When her husband was posted to Fort Campbell in 2019, she was delighted to see a position open for an archaeologist. She applied and was thrilled to be hired.

Built over what was once Native American hunting land, Fort Campbell has its own cultural resource management program. The installation straddles the Kentucky-Tennessee border and was built as an Army training facility after the bombing of Pearl Harbor during World War II. In addition to native artifacts, the Fort is home to four buildings considered historically significant, including a house with a log cabin foundation that dates back to the 1830s, and an old school that was once Kentucky’s first racially-integrated school. Two objects—a statue and a state line marker—are also eligible for the National Historic Register.

On top of that, Fort Campbell is also home to 130 cemeteries, family plots leftover from before the area was purchased by the U.S. government.

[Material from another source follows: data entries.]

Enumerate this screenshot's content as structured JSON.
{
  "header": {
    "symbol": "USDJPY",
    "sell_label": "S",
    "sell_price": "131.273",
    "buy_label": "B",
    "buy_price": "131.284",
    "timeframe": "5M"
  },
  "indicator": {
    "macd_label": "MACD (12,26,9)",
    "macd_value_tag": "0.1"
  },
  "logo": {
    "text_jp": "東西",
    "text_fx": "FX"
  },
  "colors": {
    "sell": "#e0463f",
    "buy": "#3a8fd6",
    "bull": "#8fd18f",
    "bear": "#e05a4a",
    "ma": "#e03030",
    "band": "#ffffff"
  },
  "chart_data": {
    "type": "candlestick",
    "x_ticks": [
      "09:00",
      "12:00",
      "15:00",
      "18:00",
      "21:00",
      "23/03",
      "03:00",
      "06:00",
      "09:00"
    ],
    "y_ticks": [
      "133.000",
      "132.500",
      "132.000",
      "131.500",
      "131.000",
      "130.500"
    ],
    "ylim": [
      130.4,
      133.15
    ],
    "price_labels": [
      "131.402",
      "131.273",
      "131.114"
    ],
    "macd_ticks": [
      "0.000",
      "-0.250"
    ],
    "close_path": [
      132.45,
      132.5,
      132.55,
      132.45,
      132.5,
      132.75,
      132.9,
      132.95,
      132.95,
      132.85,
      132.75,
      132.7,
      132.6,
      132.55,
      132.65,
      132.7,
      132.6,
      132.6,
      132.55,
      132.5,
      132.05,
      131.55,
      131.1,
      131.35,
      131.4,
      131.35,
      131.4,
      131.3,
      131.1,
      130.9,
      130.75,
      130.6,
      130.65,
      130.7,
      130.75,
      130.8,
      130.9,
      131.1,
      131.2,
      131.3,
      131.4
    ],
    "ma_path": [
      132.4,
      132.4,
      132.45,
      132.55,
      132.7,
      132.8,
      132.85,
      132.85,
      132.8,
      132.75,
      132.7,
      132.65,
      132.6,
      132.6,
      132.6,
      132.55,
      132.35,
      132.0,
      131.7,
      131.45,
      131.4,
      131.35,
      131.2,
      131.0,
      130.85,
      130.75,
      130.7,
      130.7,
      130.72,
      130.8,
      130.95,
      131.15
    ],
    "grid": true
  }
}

Sorensen-Mutchie helps oversee all of these resources, from helping civilian families access their ancestors’ graves to documenting new cultural finds. In addition, she and her colleagues often perform community outreach by working with schools to teach students about archaeology, or inform soldiers about the types of artifacts they might find during their training.

“There is no typical day. Every now and then we get a curveball that makes us think creatively,” she said.

“Whenever a unit wants to do something but it impedes on a cultural resource, we don’t want to just say no. We try and find ways to make it work and be creative about ways to let the mission go forward without negatively impacting the cultural resources that we do have identified on Post.”

The job is important because each piece of the past, whether it’s an arrowhead or a log cabin, tells a story about the people who used to make their homes in the area.

“I like to tell the soldiers that whether you’re here for a year or you decide to retire to this area, Fort Campbell’s story becomes part of yours,” Sorensen-Mutchie said. “I would like them to take some ownership and pride and understand the people that were here before them. Just like those people, we’re leaving our mark for archaeologists of the future.”